Reply with one number: the count of lines in the data that hold the string "JSON".
***** Exercise input *****
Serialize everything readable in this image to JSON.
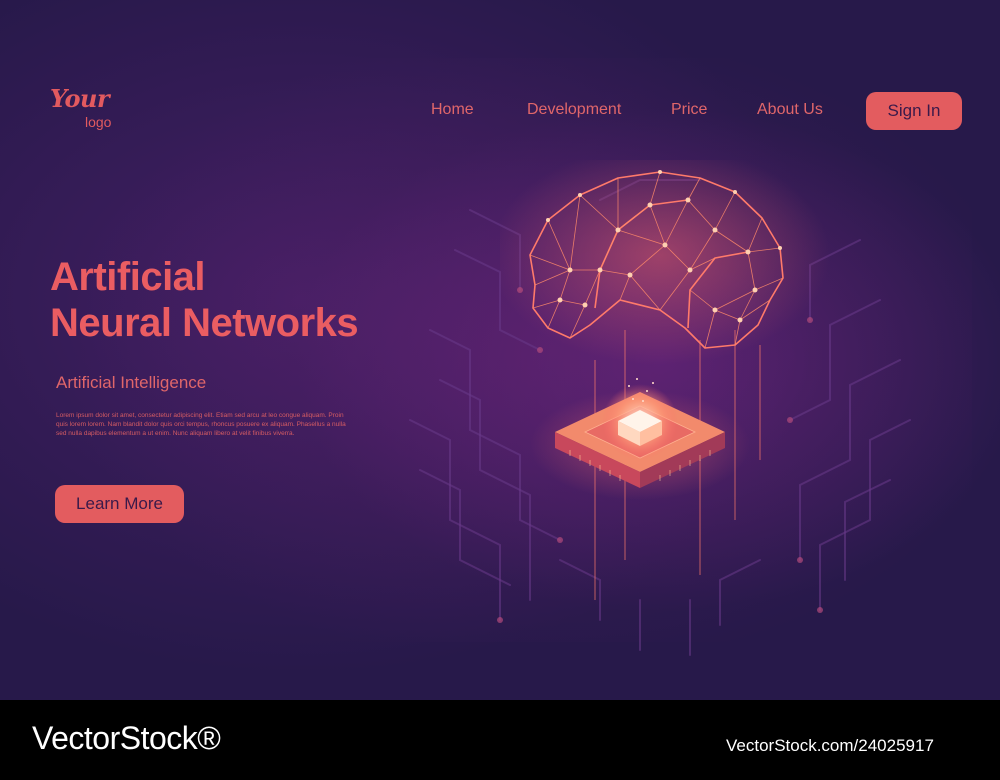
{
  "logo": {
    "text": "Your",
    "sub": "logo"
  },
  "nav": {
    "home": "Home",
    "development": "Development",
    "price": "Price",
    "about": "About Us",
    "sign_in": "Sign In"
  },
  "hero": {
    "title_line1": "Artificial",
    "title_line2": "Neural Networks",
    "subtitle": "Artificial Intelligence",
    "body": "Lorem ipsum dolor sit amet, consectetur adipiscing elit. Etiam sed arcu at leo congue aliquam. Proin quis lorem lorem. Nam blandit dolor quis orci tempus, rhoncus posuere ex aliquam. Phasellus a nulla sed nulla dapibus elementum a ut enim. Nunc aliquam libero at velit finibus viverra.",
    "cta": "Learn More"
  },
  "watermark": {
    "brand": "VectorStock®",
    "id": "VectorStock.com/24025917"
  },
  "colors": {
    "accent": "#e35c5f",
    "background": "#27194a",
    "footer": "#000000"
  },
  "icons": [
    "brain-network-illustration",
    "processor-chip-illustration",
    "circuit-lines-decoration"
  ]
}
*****
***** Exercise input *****
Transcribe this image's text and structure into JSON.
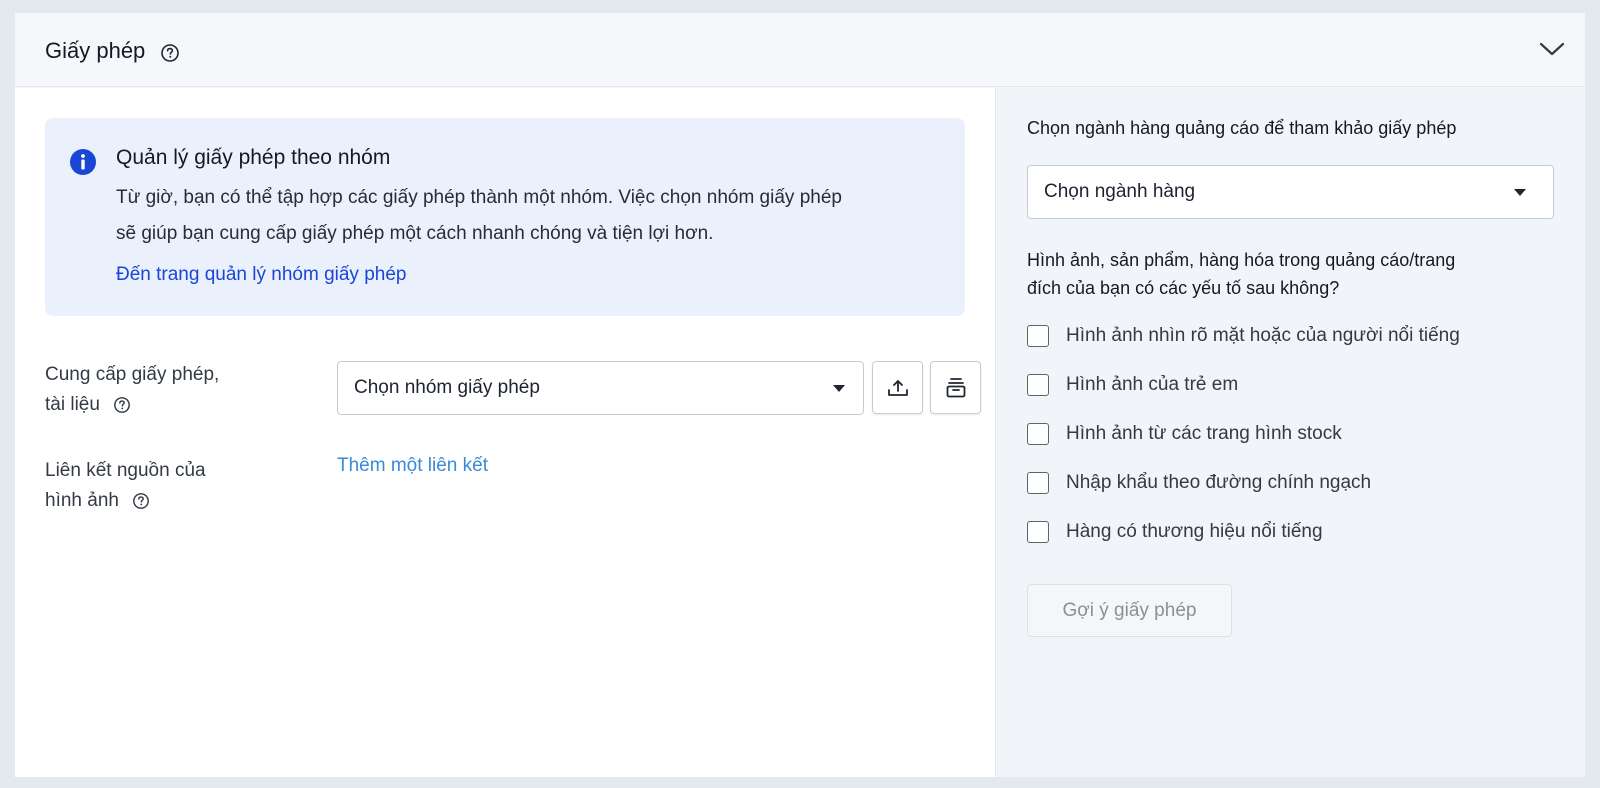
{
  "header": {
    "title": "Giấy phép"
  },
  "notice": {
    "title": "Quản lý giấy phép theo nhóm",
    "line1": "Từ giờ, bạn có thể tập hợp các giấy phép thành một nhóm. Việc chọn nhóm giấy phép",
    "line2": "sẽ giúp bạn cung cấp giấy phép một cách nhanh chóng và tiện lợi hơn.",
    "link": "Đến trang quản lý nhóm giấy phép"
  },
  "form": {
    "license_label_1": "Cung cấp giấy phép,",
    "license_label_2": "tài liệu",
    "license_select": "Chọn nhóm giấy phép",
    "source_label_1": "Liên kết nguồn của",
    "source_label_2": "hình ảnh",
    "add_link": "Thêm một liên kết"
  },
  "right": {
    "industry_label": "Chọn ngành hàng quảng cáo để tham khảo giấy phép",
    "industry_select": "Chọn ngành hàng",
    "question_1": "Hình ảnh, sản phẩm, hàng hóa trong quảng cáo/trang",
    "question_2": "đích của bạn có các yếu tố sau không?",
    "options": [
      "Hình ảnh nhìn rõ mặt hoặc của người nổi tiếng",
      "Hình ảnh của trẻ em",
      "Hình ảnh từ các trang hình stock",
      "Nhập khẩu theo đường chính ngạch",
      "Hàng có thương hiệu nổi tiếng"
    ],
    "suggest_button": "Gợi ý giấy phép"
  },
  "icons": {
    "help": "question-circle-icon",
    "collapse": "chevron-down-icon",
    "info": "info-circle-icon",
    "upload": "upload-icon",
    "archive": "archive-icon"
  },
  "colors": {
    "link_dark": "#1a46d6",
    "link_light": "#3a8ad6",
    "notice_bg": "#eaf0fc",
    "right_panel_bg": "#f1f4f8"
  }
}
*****
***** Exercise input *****
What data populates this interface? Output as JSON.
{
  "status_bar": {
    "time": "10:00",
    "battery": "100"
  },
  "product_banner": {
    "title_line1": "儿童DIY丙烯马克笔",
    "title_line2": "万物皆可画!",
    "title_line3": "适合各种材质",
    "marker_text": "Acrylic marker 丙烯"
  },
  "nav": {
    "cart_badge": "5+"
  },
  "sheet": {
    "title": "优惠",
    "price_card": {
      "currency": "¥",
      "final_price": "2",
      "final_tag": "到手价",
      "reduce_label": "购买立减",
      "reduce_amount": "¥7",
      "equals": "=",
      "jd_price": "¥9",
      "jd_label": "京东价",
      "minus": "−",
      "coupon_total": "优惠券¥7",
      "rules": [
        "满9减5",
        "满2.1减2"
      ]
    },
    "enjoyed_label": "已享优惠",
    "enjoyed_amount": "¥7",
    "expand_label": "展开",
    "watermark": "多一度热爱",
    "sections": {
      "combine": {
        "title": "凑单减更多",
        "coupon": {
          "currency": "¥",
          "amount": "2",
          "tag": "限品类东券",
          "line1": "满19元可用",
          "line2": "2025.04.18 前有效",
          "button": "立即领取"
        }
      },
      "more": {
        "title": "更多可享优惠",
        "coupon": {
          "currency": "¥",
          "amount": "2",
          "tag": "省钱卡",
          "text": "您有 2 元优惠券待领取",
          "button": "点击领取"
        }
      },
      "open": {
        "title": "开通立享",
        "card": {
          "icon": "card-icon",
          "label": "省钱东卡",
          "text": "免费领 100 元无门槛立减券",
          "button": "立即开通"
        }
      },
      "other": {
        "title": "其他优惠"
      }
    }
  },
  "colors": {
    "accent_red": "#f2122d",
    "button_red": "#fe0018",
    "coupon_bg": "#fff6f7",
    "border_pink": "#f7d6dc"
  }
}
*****
**Answer below:** 3